Brekalo accused Ohio State for not following through with its promise to implement an alternative resource at the start of the year.
Ohio State announced a replacement to SCE on Aug. 21, although all the specifics have not been hashed out.
“The ultimate structure and nomenclature of the centralized office is still being discussed,” Johnson said. “We look forward to participation and feedback from students, faculty and staff.”
Birri also noted that the lack of resources for survivors and mental health services makes Ohio State not an LGBTQ-friendly campus.
“I don’t think you can call yourself LGBTQ-friendly if you don’t have some sort of sexual assault resources, especially for trans people and people who are non-binary,” said Birri, noting also that mental illness rates are high among queer and transgender people.
Campus Pride, a national nonprofit dedicated to LGBTQ inclusivity ranked Ohio State among the top 30 for LGBTQ-friendly campuses in a 2018 report.
Another issue of discussion was the “Fight For 15” campaign, an initiative to raise the campus worker minimum wage to $15 an hour, that passed in last year’s Undergraduate Student Government election but has not been enacted.
“YDSA has been working on ‘Fight For 15’ for the past year,” Brekalo said. “We got it passed through the student body, and the Board of Trustees has not acknowledged the passing of this.
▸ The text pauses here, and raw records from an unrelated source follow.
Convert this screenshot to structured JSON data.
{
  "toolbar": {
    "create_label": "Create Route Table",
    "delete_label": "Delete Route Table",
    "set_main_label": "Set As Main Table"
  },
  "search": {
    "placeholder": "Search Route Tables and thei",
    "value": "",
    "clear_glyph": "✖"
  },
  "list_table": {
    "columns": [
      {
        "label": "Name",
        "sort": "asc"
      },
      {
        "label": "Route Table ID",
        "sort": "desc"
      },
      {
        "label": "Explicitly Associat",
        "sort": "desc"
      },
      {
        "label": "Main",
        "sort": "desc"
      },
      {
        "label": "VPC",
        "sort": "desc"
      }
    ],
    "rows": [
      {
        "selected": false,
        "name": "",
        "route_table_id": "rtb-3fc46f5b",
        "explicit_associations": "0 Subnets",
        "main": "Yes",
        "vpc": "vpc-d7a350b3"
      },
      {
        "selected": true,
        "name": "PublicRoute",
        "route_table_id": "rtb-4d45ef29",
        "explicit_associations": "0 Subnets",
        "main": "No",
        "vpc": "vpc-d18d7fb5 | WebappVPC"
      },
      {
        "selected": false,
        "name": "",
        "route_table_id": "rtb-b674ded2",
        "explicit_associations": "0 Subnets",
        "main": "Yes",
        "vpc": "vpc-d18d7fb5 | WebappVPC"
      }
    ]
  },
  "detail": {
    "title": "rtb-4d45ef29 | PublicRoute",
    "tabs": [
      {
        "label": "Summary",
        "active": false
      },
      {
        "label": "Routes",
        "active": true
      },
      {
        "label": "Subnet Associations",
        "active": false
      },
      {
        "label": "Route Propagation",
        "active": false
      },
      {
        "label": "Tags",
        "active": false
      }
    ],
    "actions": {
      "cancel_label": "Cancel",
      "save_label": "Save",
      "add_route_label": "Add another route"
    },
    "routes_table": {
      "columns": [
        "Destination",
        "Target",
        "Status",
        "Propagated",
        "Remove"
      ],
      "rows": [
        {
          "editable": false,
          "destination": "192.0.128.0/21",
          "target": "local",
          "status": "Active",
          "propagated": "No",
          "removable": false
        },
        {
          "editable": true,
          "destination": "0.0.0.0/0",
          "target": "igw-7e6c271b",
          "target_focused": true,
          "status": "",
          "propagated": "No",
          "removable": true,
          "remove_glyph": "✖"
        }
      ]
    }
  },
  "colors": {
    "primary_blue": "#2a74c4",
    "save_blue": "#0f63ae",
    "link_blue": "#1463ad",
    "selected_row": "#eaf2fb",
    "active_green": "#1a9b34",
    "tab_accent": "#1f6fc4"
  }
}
The stipulation with that is they have to talk about it in a meeting.”
Following the various presentations, meeting leaders announced that they will protest as a collective on Thursday to voice all of their concerns with Ohio State.
“It is to protest the issues going on at Ohio State, but it is also to kind of gauge the energy on campus and to see what we should do next,” Stratton said. “I’m interested to see how that energy and having this new wave of freshmen here will impact the political climate on campus.”
In addition to raising awareness for each organization’s focus, the meeting functioned as a gathering to further connect the groups and their respective members.
“I think we brought out some new people who aren’t already involved in activism and also activists for other organizations who might not know about what we’re doing,” said Ethan Ackelsberg, International Socialist Organization member and graduate student in mathematics. “More broadly, this was about being able to unite with other groups.”